“It was a pleasure,” DiAmbrosio replied with a smile. “Tabitha, if I may, when you finished with College apply for as many government positions as you can. We need people like you.” He blinked and turned to Brian. “What are you doing son?”
“Tweeting,” Brian said. “Then Facebook messaging. Then I might put something up on YouTube. Tabs, you have to be in that one with me.” He looked up at them. “What/ If we don’t do it like we said we would they won’t trust us to follow through all the way. It’s basic child psychology.” DiAmbrosio patted him on the back.
“That’s my boy.” Brian grinned and linked arms with Tabitha.
“My dear, you just became my best friend and my personal hero,” Tabitha grinned and flushed.
Chapter Eleven: In a Bad Place
The video started shakily, but aimed itself at a girl with dark brown hair, wearing a grey coat.
“Is it on?” she asked.
“Yeah, there’s the light,” said a deeper voice from off screen.
“Hi!” the girl chirped. “My name is Tabitha and over here is Brian—he’s your regular video maker.” The camera turned to an Italian boy who smiled and waved. “And the reason I’m talking is because I kind of started this whole thing. The whole thing being, as of about fifteen minutes ago, we got suspended for the rest of the semester.”
“Yay!” came a chorus of voices.
“A voice like gravel came out of the darkness only illuminated by the computer screen,
“She is very bold,” it said.
“It’s likely she knows we are watching her already,” said a robust voice. “She has no real reason to hide herself.”
“Does she suspect White?”
“Difficult to say, sir. She appeared uncomfortable around him before, but this appears told be a more general act of rebellion, than one specifically to get away from White. It still suites our plans well enough. In fact, it gives us more time as we have been met with some resistance.”
“We believe it will be taken care of before the solstice, though. It’s more a matter of time than actual resistance.”
“And what do we immortal men care for time?” asked the gravel voice.
“Exactly my thoughts sir.”
“And what of White.”
“No sir, I thought you would want to do the honors.” The gavel voice smiled over the sound of the children rambling on.
“Excellent. Let him suffer wondering for one more night, then bring him to me in the morning.”
“And the girl? What is our next move with her?”
“Plant more seeds to grow in her. I have a feeling this one will be easy to use toward our purposes. But first and foremost, look for the book. That is our prime objective.”
“Yes, Ambrosious, your will be done.”
Chapter Twelve: Wandering and Magicing in the Park
Tabitha wondered if a chemical high could make her feel as good as she did now. Brian’s social networking had paid off and they would even be interviewed for the news tomorrow. Plenty of kids were planning on pulling out of school and their parents were discussing the possibilities with Mr. DiAmbrosio and Carol. The dean had been very understanding and upon looking at Brian’s original paper and revision notes with the new one declared he could see no plagiarism and congratulated her on her bravery.

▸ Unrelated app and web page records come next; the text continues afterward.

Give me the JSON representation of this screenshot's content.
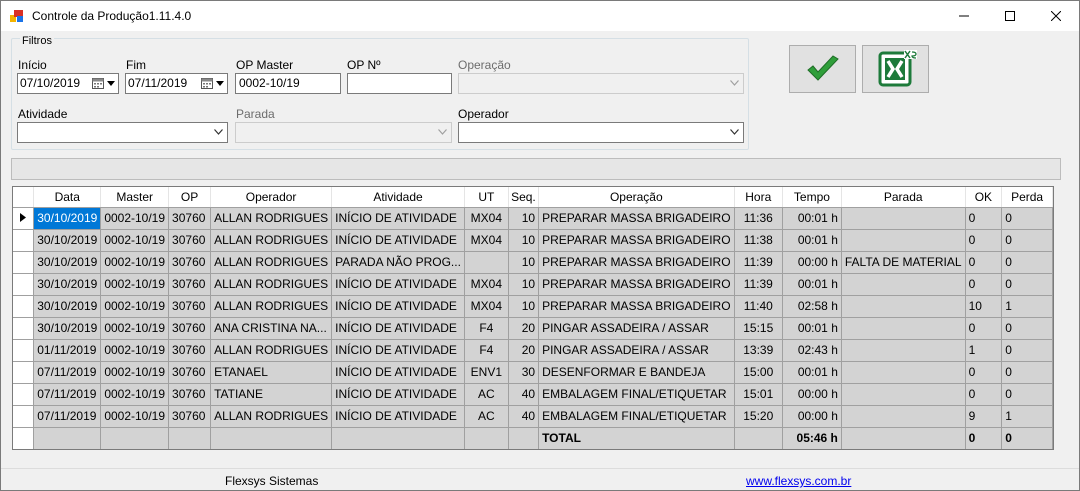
{
  "window": {
    "title": "Controle da Produção1.11.4.0"
  },
  "filters": {
    "group_label": "Filtros",
    "inicio_label": "Início",
    "inicio_value": "07/10/2019",
    "fim_label": "Fim",
    "fim_value": "07/11/2019",
    "op_master_label": "OP Master",
    "op_master_value": "0002-10/19",
    "op_no_label": "OP Nº",
    "op_no_value": "",
    "operacao_label": "Operação",
    "operacao_value": "",
    "atividade_label": "Atividade",
    "atividade_value": "",
    "parada_label": "Parada",
    "parada_value": "",
    "operador_label": "Operador",
    "operador_value": ""
  },
  "toolbar": {
    "confirm_icon": "checkmark-icon",
    "excel_icon": "excel-export-icon"
  },
  "grid": {
    "columns": [
      "Data",
      "Master",
      "OP",
      "Operador",
      "Atividade",
      "UT",
      "Seq.",
      "Operação",
      "Hora",
      "Tempo",
      "Parada",
      "OK",
      "Perda"
    ],
    "rows": [
      [
        "30/10/2019",
        "0002-10/19",
        "30760",
        "ALLAN RODRIGUES",
        "INÍCIO DE ATIVIDADE",
        "MX04",
        "10",
        "PREPARAR MASSA BRIGADEIRO",
        "11:36",
        "00:01 h",
        "",
        "0",
        "0"
      ],
      [
        "30/10/2019",
        "0002-10/19",
        "30760",
        "ALLAN RODRIGUES",
        "INÍCIO DE ATIVIDADE",
        "MX04",
        "10",
        "PREPARAR MASSA BRIGADEIRO",
        "11:38",
        "00:01 h",
        "",
        "0",
        "0"
      ],
      [
        "30/10/2019",
        "0002-10/19",
        "30760",
        "ALLAN RODRIGUES",
        "PARADA NÃO PROG...",
        "",
        "10",
        "PREPARAR MASSA BRIGADEIRO",
        "11:39",
        "00:00 h",
        "FALTA DE MATERIAL",
        "0",
        "0"
      ],
      [
        "30/10/2019",
        "0002-10/19",
        "30760",
        "ALLAN RODRIGUES",
        "INÍCIO DE ATIVIDADE",
        "MX04",
        "10",
        "PREPARAR MASSA BRIGADEIRO",
        "11:39",
        "00:01 h",
        "",
        "0",
        "0"
      ],
      [
        "30/10/2019",
        "0002-10/19",
        "30760",
        "ALLAN RODRIGUES",
        "INÍCIO DE ATIVIDADE",
        "MX04",
        "10",
        "PREPARAR MASSA BRIGADEIRO",
        "11:40",
        "02:58 h",
        "",
        "10",
        "1"
      ],
      [
        "30/10/2019",
        "0002-10/19",
        "30760",
        "ANA CRISTINA NA...",
        "INÍCIO DE ATIVIDADE",
        "F4",
        "20",
        "PINGAR ASSADEIRA / ASSAR",
        "15:15",
        "00:01 h",
        "",
        "0",
        "0"
      ],
      [
        "01/11/2019",
        "0002-10/19",
        "30760",
        "ALLAN RODRIGUES",
        "INÍCIO DE ATIVIDADE",
        "F4",
        "20",
        "PINGAR ASSADEIRA / ASSAR",
        "13:39",
        "02:43 h",
        "",
        "1",
        "0"
      ],
      [
        "07/11/2019",
        "0002-10/19",
        "30760",
        "ETANAEL",
        "INÍCIO DE ATIVIDADE",
        "ENV1",
        "30",
        "DESENFORMAR E BANDEJA",
        "15:00",
        "00:01 h",
        "",
        "0",
        "0"
      ],
      [
        "07/11/2019",
        "0002-10/19",
        "30760",
        "TATIANE",
        "INÍCIO DE ATIVIDADE",
        "AC",
        "40",
        "EMBALAGEM FINAL/ETIQUETAR",
        "15:01",
        "00:00 h",
        "",
        "0",
        "0"
      ],
      [
        "07/11/2019",
        "0002-10/19",
        "30760",
        "ALLAN RODRIGUES",
        "INÍCIO DE ATIVIDADE",
        "AC",
        "40",
        "EMBALAGEM FINAL/ETIQUETAR",
        "15:20",
        "00:00 h",
        "",
        "9",
        "1"
      ]
    ],
    "total": {
      "label": "TOTAL",
      "tempo": "05:46 h",
      "ok": "0",
      "perda": "0"
    }
  },
  "status_bar": {
    "company": "Flexsys Sistemas",
    "website": "www.flexsys.com.br"
  },
  "colors": {
    "selection": "#0078d7",
    "check_green": "#2f9e3a",
    "excel_green": "#1d7a3a"
  }
}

Unfortunately with no secondary school backing her, he had to put her on academic suspension. “But you are welcome back just as soon as you are able.”
Barbara told her to spend the night with her family and rest up for the days ahead as well as gave her a list of alternate schools.
The two families came together over the best Chinese food in town and a cake which read, “Congratulations on your suspension.”